Plutonism is the geologic theory that the igneous rocks forming the Earth originated from intrusive magmatic activity, with a continuing gradual process of weathering and erosion wearing away rocks, which were then deposited on the sea bed, re-formed into layers of sedimentary rock by heat and pressure, and raised again. It proposes that basalt is solidified molten magma. The theory lead to plutonic (intrinsic) rock classification, which includes intrinsic igneous rocks such as Gabbro, Diorite, Granite and Pegmatite. The name Plutonism references Pluto, the classical ruler of the underworld and the Roman god of wealth. A main reason Pluto was incorporated into the classification was due to the Plutonic rocks commonly being present in Gold and Silver Ore deposits (veins).
The geology of Scotland is unusually varied for a country of its size, with a large number of differing geological features.

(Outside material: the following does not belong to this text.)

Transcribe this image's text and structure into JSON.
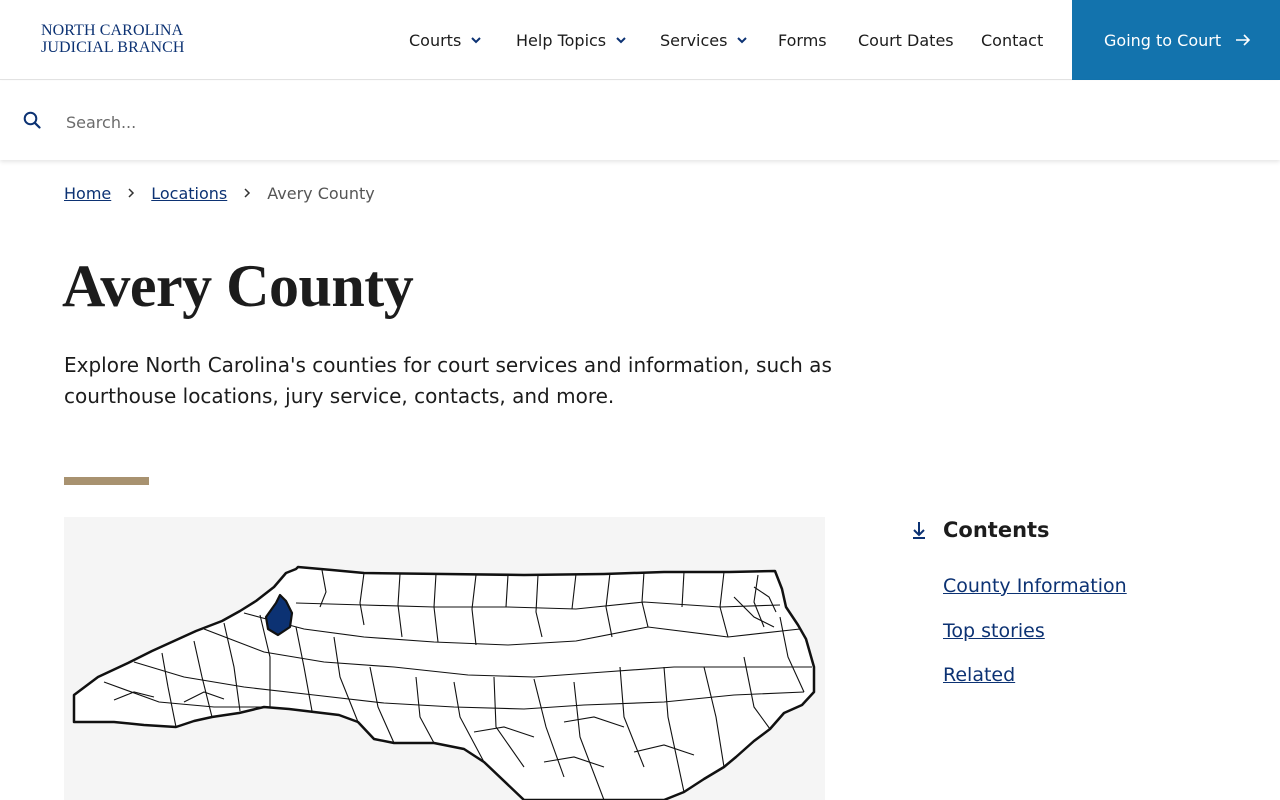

There are three main geographical sub-divisions: the Highlands and Islands is a diverse area which lies to the north and west of the Highland Boundary Fault; the Central Lowlands is a rift valley mainly comprising Palaeozoic formations; and the Southern Uplands, which lie south of the Southern Uplands Fault, are largely composed of Silurian deposits.
Various theories of ore genesis explain how the various types of mineral deposits form within the Earth's crust. Ore-genesis theories vary depending on the mineral or commodity examined.

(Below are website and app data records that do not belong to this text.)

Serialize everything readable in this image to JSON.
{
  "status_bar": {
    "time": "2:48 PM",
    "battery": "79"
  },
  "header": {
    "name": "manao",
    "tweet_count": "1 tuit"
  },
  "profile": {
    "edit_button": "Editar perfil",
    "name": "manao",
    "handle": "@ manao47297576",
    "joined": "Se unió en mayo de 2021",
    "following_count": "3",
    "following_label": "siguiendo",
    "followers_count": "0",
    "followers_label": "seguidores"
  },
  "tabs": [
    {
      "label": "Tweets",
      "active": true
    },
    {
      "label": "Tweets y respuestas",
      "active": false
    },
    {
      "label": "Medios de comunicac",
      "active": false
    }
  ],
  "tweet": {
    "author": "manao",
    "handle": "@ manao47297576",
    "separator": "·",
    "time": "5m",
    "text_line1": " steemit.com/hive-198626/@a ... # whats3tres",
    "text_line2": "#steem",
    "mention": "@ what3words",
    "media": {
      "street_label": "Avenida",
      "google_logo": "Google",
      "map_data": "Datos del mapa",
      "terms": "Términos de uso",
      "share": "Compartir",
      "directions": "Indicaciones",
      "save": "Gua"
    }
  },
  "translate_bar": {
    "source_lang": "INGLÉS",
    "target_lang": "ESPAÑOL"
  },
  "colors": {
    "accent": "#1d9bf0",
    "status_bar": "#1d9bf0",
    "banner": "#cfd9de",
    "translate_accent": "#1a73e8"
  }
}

In geology, an igneous intrusion is a body of intrusive igneous rock that forms by crystallization of magma slowly cooling below the surface of the Earth. Intrusions have a wide variety of forms and compositions, illustrated by examples like the Palisades Sill of New York and New Jersey; the Henry Mountains of Utah; the Bushveld Igneous Complex of South Africa; Shiprock in New Mexico; the Ardnamurchan intrusion in Scotland; and the Sierra Nevada Batholith of California.

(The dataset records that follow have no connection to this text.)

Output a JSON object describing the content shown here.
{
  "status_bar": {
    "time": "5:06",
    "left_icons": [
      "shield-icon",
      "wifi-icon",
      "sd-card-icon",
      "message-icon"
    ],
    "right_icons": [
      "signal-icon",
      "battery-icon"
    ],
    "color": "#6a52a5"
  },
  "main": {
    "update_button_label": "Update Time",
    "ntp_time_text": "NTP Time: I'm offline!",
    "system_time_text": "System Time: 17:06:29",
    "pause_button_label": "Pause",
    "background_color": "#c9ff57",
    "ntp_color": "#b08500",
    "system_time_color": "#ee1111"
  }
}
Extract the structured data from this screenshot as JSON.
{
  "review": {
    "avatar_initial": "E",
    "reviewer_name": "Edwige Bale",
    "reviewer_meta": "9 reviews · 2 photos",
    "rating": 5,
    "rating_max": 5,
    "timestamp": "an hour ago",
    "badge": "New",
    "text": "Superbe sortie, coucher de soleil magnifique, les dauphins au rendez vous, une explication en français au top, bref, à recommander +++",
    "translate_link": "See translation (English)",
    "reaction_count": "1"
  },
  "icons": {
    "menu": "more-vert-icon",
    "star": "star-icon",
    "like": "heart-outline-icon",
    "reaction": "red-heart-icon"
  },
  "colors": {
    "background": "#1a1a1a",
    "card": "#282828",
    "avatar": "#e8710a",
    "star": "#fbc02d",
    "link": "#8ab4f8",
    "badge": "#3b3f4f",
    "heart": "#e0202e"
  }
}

The history of geology is concerned with the development of the natural science of geology. Geology is the scientific study of the origin, history, and structure of Earth.
The Palisades Sill is a Triassic, 200 Ma diabase intrusion. It extends through portions of New York and New Jersey. It is most noteworthy for The Palisades, the cliffs that rise steeply above the western bank of the Hudson River. The ideal location and accessibility of the sill, as well as its unique features, have generated much attention from nature enthusiasts, rock climbers, and geologists alike.
Nickel–Strunz classification is a scheme for categorizing minerals based upon their chemical composition, introduced by German mineralogist Karl Hugo Strunz in his Mineralogische Tabellen (1941). The 4th and the 5th edition was also edited by Christel Tennyson (1966). It was followed by A.S. Povarennykh with a modified classification.
A geologist is a scientist who studies the solid, liquid, and gaseous matter that constitutes Earth and other terrestrial planets, as well as the processes that shape them. Geologists usually study geology, although backgrounds in physics, chemistry, biology, and other sciences are also useful. Field research is an important component of geology, although many subdisciplines incorporate laboratory and digitalised work.
Halide minerals are those minerals with a dominant halide anion. Complex halide minerals may also have polyatomic anions.
Igneous rock, or magmatic rock, is one of the three main rock types, the others being sedimentary and metamorphic. Igneous rock is formed through the cooling and solidification of magma or lava.